GOAL OF THE EXERCISE
Every line holding "subject" should be copied from the records below.

──────── DATA IN THIS EXERCISE

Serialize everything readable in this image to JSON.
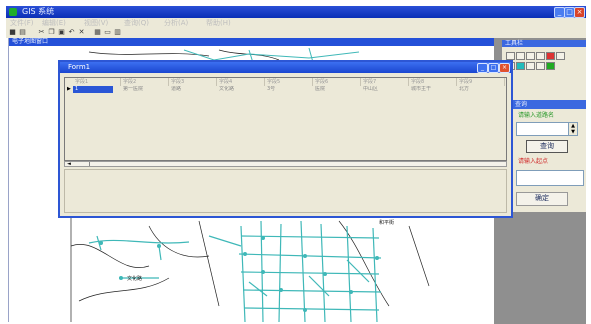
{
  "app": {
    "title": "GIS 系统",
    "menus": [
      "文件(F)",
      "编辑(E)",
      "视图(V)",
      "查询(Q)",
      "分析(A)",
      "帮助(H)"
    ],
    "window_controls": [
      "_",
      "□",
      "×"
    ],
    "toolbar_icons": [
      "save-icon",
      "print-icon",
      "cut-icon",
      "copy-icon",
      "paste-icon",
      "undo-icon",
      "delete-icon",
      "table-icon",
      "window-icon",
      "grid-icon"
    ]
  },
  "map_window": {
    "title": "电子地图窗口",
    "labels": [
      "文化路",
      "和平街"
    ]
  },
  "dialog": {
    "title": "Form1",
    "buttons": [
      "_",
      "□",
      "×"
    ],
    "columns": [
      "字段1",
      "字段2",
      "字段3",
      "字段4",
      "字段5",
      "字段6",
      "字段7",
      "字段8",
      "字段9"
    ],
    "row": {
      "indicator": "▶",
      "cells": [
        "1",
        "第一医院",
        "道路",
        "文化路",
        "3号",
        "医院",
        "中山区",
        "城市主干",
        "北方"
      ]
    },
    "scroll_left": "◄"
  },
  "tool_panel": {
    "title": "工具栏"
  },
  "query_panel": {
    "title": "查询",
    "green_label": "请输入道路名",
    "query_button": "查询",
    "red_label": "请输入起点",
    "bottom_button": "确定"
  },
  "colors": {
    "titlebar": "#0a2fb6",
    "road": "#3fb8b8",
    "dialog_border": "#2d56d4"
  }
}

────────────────
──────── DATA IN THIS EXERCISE

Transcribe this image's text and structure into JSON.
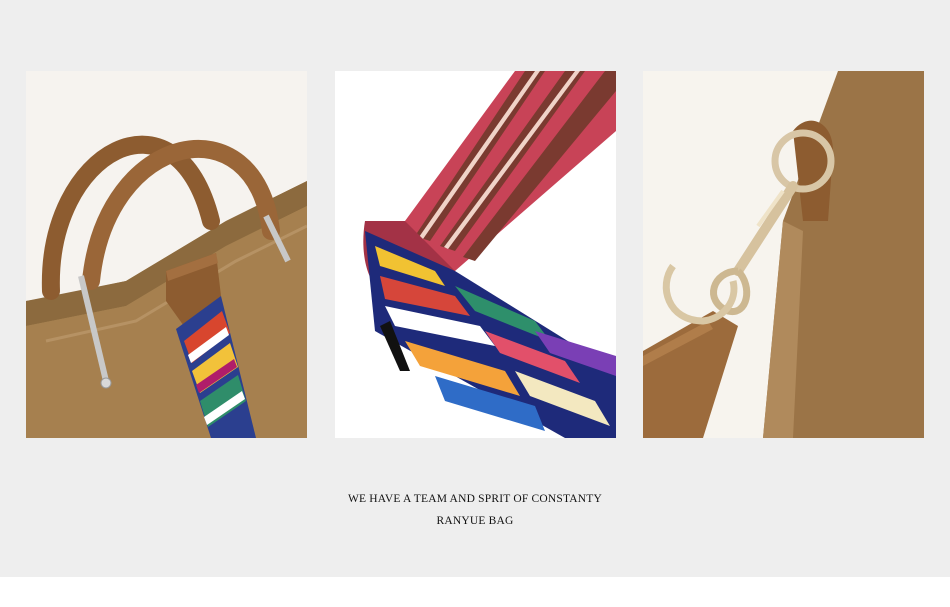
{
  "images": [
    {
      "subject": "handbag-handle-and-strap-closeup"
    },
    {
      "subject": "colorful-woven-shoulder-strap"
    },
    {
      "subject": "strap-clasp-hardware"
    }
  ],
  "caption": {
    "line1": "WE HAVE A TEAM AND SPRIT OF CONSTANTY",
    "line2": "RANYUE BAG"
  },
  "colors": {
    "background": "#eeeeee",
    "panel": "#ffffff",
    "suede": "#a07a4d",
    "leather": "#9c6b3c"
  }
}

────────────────

ANSWER SPACE
      "subject": "handbag-handle-and-strap-closeup"
      "subject": "colorful-woven-shoulder-strap"
      "subject": "strap-clasp-hardware"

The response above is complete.